  • Make online payments: This is my absolute favorite! I've been trying to get a credit card in Japan since I got here 4 years ago and I have never succeeded. For why I do not know. I also refuse to use my UK card because the bank transfer fees to pay the bill are almost as much as the credit card bill. So, I was delighted to discover that in Japan you can buy something online and then choose to pay for it at a conbini. The company will email you a code, you take it to the conbini and show it to the clerk or input it into the computer like machine by the ATM and it will print a receipt. Show that to the clerk and then pay your money.
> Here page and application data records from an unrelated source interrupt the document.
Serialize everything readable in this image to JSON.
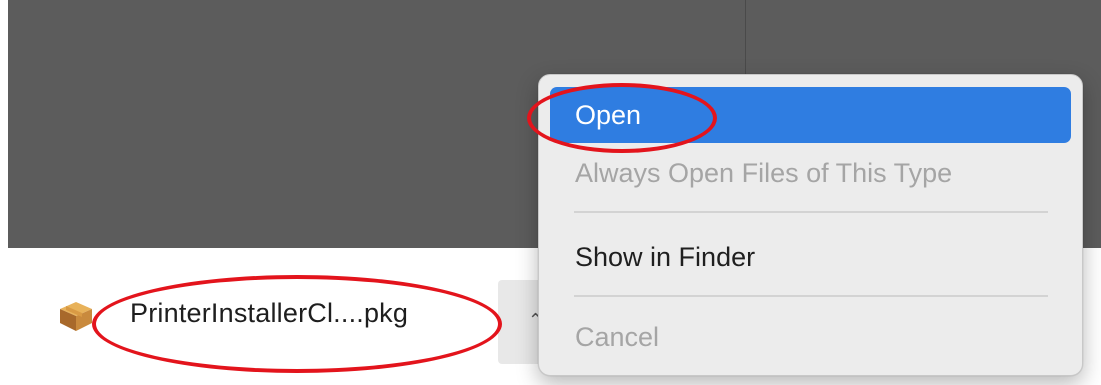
{
  "download_shelf": {
    "file_name": "PrinterInstallerCl....pkg",
    "file_icon": "package-box-icon",
    "options_icon": "chevron-up-icon"
  },
  "context_menu": {
    "items": [
      {
        "label": "Open",
        "state": "highlighted"
      },
      {
        "label": "Always Open Files of This Type",
        "state": "disabled"
      },
      {
        "label": "Show in Finder",
        "state": "enabled"
      },
      {
        "label": "Cancel",
        "state": "disabled"
      }
    ]
  },
  "annotations": {
    "ring_color": "#e3141c"
  },
  "colors": {
    "highlight": "#2f7de1",
    "content_background": "#5c5c5c",
    "menu_background": "#ececec"
  }
}
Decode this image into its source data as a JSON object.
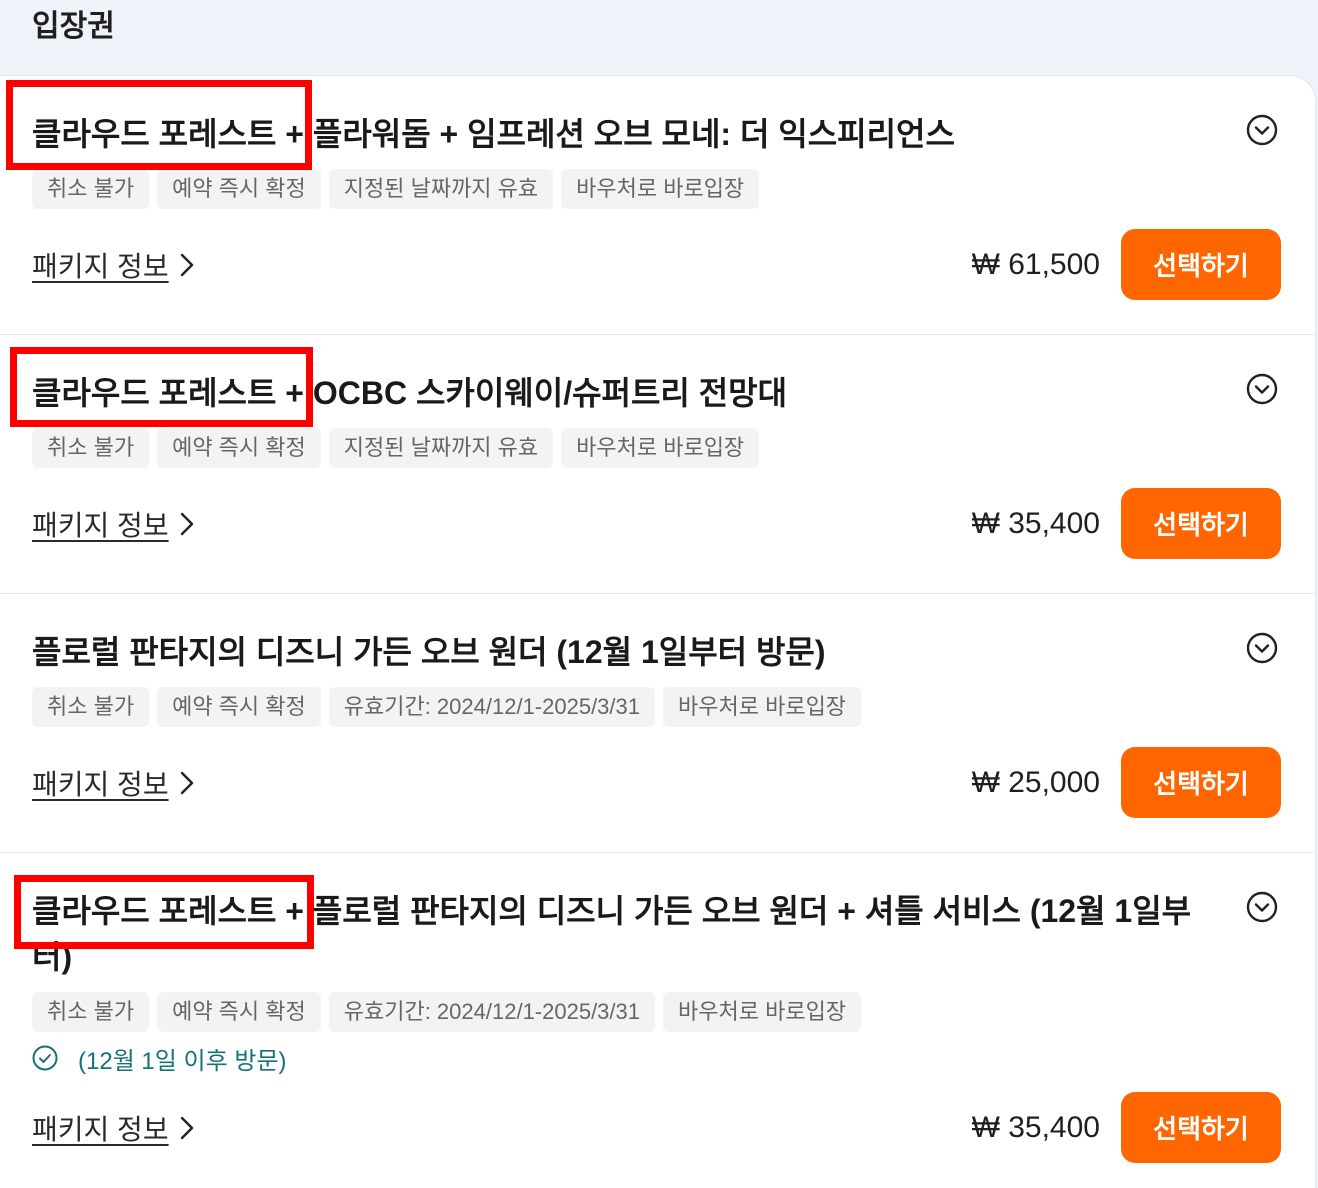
{
  "section": {
    "title": "입장권"
  },
  "packages": [
    {
      "title": "클라우드 포레스트 + 플라워돔 + 임프레션 오브 모네: 더 익스피리언스",
      "tags": [
        "취소 불가",
        "예약 즉시 확정",
        "지정된 날짜까지 유효",
        "바우처로 바로입장"
      ],
      "info_label": "패키지 정보",
      "price": "₩ 61,500",
      "select_label": "선택하기"
    },
    {
      "title": "클라우드 포레스트 + OCBC 스카이웨이/슈퍼트리 전망대",
      "tags": [
        "취소 불가",
        "예약 즉시 확정",
        "지정된 날짜까지 유효",
        "바우처로 바로입장"
      ],
      "info_label": "패키지 정보",
      "price": "₩ 35,400",
      "select_label": "선택하기"
    },
    {
      "title": "플로럴 판타지의 디즈니 가든 오브 원더 (12월 1일부터 방문)",
      "tags": [
        "취소 불가",
        "예약 즉시 확정",
        "유효기간: 2024/12/1-2025/3/31",
        "바우처로 바로입장"
      ],
      "info_label": "패키지 정보",
      "price": "₩ 25,000",
      "select_label": "선택하기"
    },
    {
      "title": "클라우드 포레스트 + 플로럴 판타지의 디즈니 가든 오브 원더 + 셔틀 서비스 (12월 1일부터)",
      "tags": [
        "취소 불가",
        "예약 즉시 확정",
        "유효기간: 2024/12/1-2025/3/31",
        "바우처로 바로입장"
      ],
      "note": "(12월 1일 이후 방문)",
      "info_label": "패키지 정보",
      "price": "₩ 35,400",
      "select_label": "선택하기"
    }
  ],
  "icons": {
    "expand": "chevron-down-circle-icon",
    "info_arrow": "chevron-right-icon",
    "note": "check-circle-icon"
  },
  "colors": {
    "accent": "#ff6600",
    "note": "#17707a",
    "tag_background": "#f2f3f5",
    "annotation": "#ff0000",
    "page_background": "#eef3fa"
  }
}
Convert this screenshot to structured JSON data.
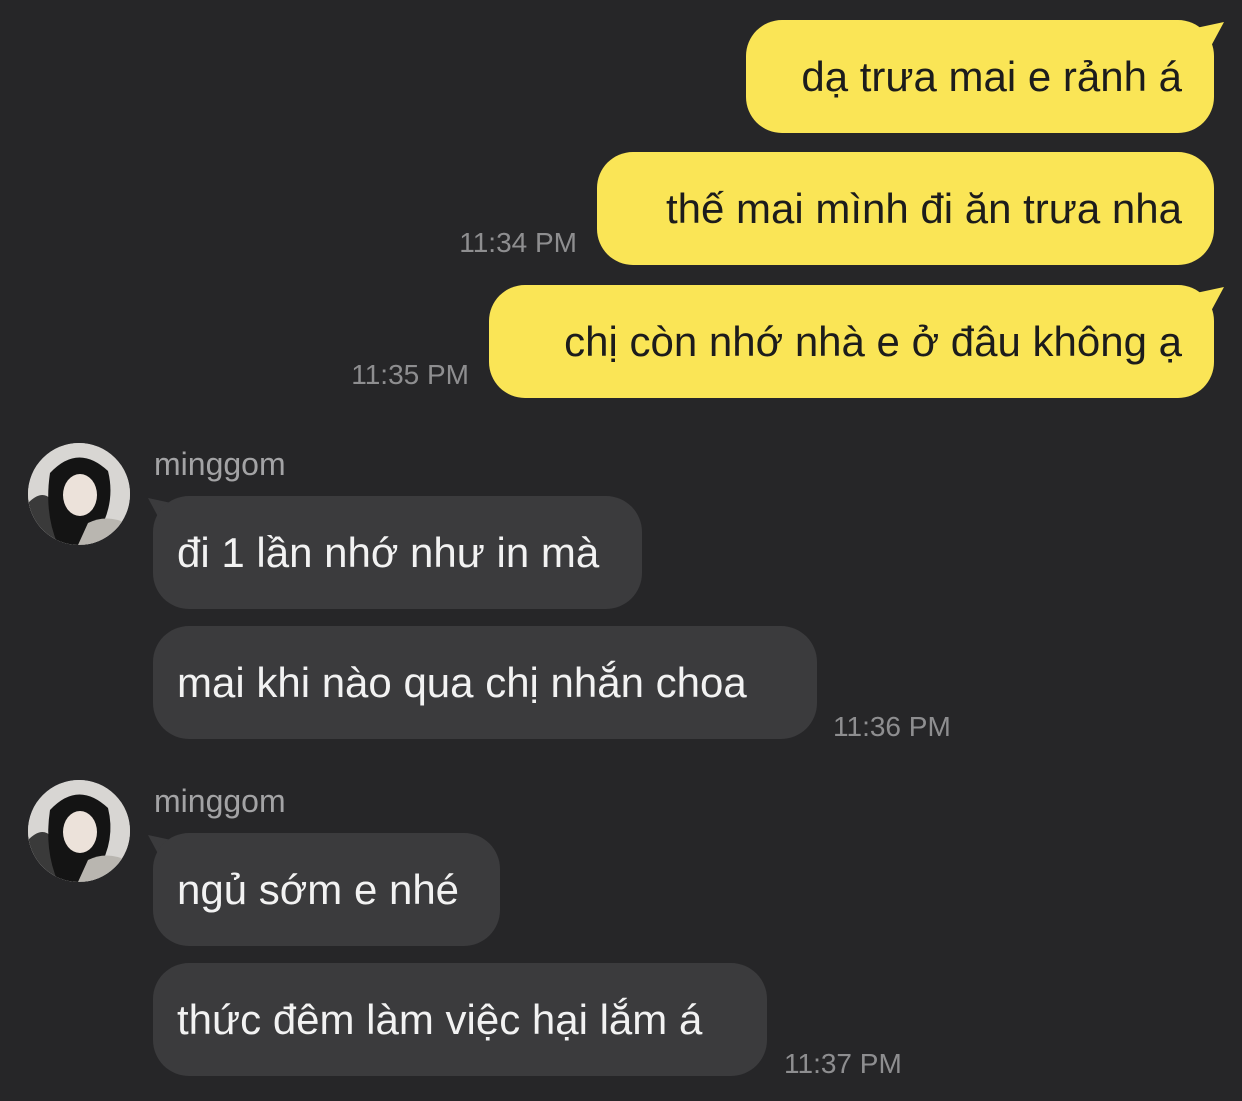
{
  "colors": {
    "background": "#262628",
    "outgoing_bubble": "#fae556",
    "incoming_bubble": "#3b3b3d",
    "timestamp": "#8e8e90"
  },
  "outgoing": [
    {
      "text": "dạ trưa mai e rảnh á",
      "time": ""
    },
    {
      "text": "thế mai mình đi ăn trưa nha",
      "time": "11:34 PM"
    },
    {
      "text": "chị còn nhớ nhà e ở đâu không ạ",
      "time": "11:35 PM"
    }
  ],
  "groups": [
    {
      "sender": "minggom",
      "avatar_icon": "profile-photo",
      "messages": [
        {
          "text": "đi 1 lần nhớ như in mà",
          "time": ""
        },
        {
          "text": "mai khi nào qua chị nhắn choa",
          "time": "11:36 PM"
        }
      ]
    },
    {
      "sender": "minggom",
      "avatar_icon": "profile-photo",
      "messages": [
        {
          "text": "ngủ sớm e nhé",
          "time": ""
        },
        {
          "text": "thức đêm làm việc hại lắm á",
          "time": "11:37 PM"
        }
      ]
    }
  ]
}
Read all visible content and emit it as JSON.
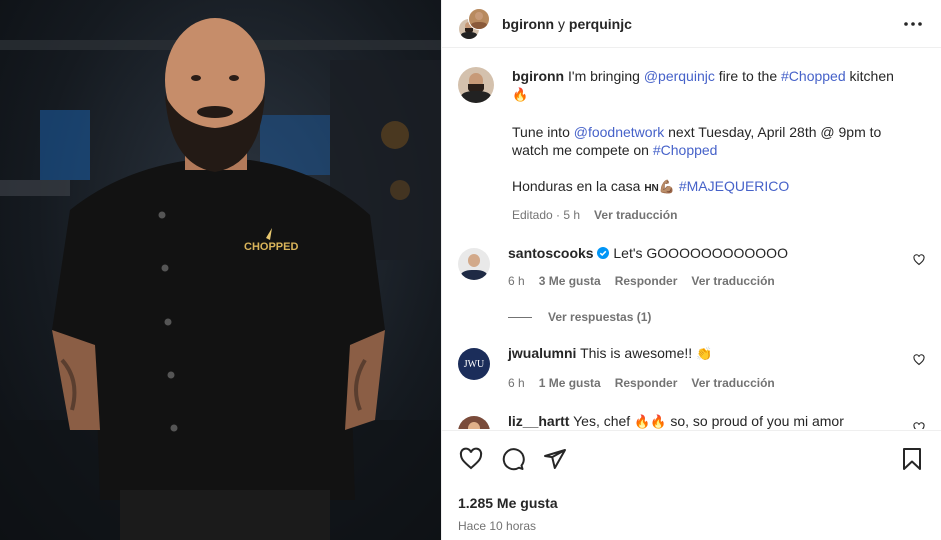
{
  "post": {
    "author": "bgironn",
    "connector": "y",
    "collaborator": "perquinjc",
    "caption": {
      "author": "bgironn",
      "line1_a": "I'm bringing",
      "mention1": "@perquinjc",
      "line1_b": "fire to the",
      "hashtag1": "#Chopped",
      "line1_c": "kitchen",
      "emoji1": "🔥",
      "line2_a": "Tune into",
      "mention2": "@foodnetwork",
      "line2_b": "next Tuesday, April 28th @ 9pm to watch me compete on",
      "hashtag2": "#Chopped",
      "line3_a": "Honduras en la casa",
      "flag": "HN",
      "emoji2": "💪🏽",
      "hashtag3": "#MAJEQUERICO",
      "edited": "Editado · 5 h",
      "translate": "Ver traducción"
    }
  },
  "comments": [
    {
      "user": "santoscooks",
      "verified": true,
      "text": "Let's GOOOOOOOOOOOO",
      "time": "6 h",
      "likes": "3 Me gusta",
      "reply": "Responder",
      "translate": "Ver traducción",
      "replies_label": "Ver respuestas (1)"
    },
    {
      "user": "jwualumni",
      "avatar_text": "JWU",
      "text": "This is awesome!!",
      "emoji": "👏",
      "time": "6 h",
      "likes": "1 Me gusta",
      "reply": "Responder",
      "translate": "Ver traducción"
    },
    {
      "user": "liz__hartt",
      "text_a": "Yes, chef",
      "emoji": "🔥🔥",
      "text_b": "so, so proud of you mi amor"
    }
  ],
  "footer": {
    "likes": "1.285 Me gusta",
    "time": "Hace 10 horas"
  },
  "photo": {
    "logo_text": "CHOPPED"
  },
  "icons": {
    "like": "heart-icon",
    "comment": "comment-icon",
    "share": "share-icon",
    "save": "bookmark-icon",
    "more": "more-icon"
  }
}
Then you just wait for your delivery, or if it's tickets, the clerk will give you them on the spot. 
  • Buy tickets: On the same computer like machines, you can search for bus tickets, plane tickets, concert tickets, lots more and you can buy them there and then. It's really fantastic. I've used it 5 times for concert tickets (4 times for the same band) and no fails. 
  • Photocopy/fax: There is copy machine that's coin operated and it usually has fax capability and an English language option. It's great if you forget an important document after leaving work. 

So Japanese convenience stores are truly convenient. The only problems I have ever had with them are when they are on the other side of the road... or when Nat almost choked on some plastic in an onigiri. And oh my, how cute. My cat is playfully clawing at my fingers as I type so I want to keep typing rubbish just so she'll carry on playing with me. She is so furry! 

Oh well, this will be boring for you guys. So I'll stop and play with my kitten properly. No that is not a euphemism  Get your mind out of the gutter. There isn't room for the both of us.

So why don't you tell me the best thing you ever found at a convenience store. What was it?